▶ [WHAT IS BEING ASKED]: For this exercise, copy the data exactly and omit any images.
──────
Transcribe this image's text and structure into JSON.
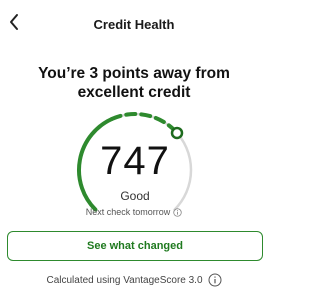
{
  "header": {
    "title": "Credit Health",
    "back_icon": "chevron-left-icon"
  },
  "headline": "You’re 3 points away from excellent credit",
  "score": {
    "value": "747",
    "rating": "Good",
    "next_check": "Next check tomorrow",
    "gauge_fraction": 0.68,
    "color": "#2e8a2e",
    "track_color": "#d8d8d8"
  },
  "cta": {
    "label": "See what changed"
  },
  "footer": {
    "text": "Calculated using VantageScore 3.0",
    "info_icon": "info-icon"
  }
}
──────
▶ [EXERCISE ANSWER]:
Transcribe this image's text and structure into JSON.
{
  "header": {
    "title": "Credit Health",
    "back_icon": "chevron-left-icon"
  },
  "headline": "You’re 3 points away from excellent credit",
  "score": {
    "value": "747",
    "rating": "Good",
    "next_check": "Next check tomorrow",
    "gauge_fraction": 0.68,
    "color": "#2e8a2e",
    "track_color": "#d8d8d8"
  },
  "cta": {
    "label": "See what changed"
  },
  "footer": {
    "text": "Calculated using VantageScore 3.0",
    "info_icon": "info-icon"
  }
}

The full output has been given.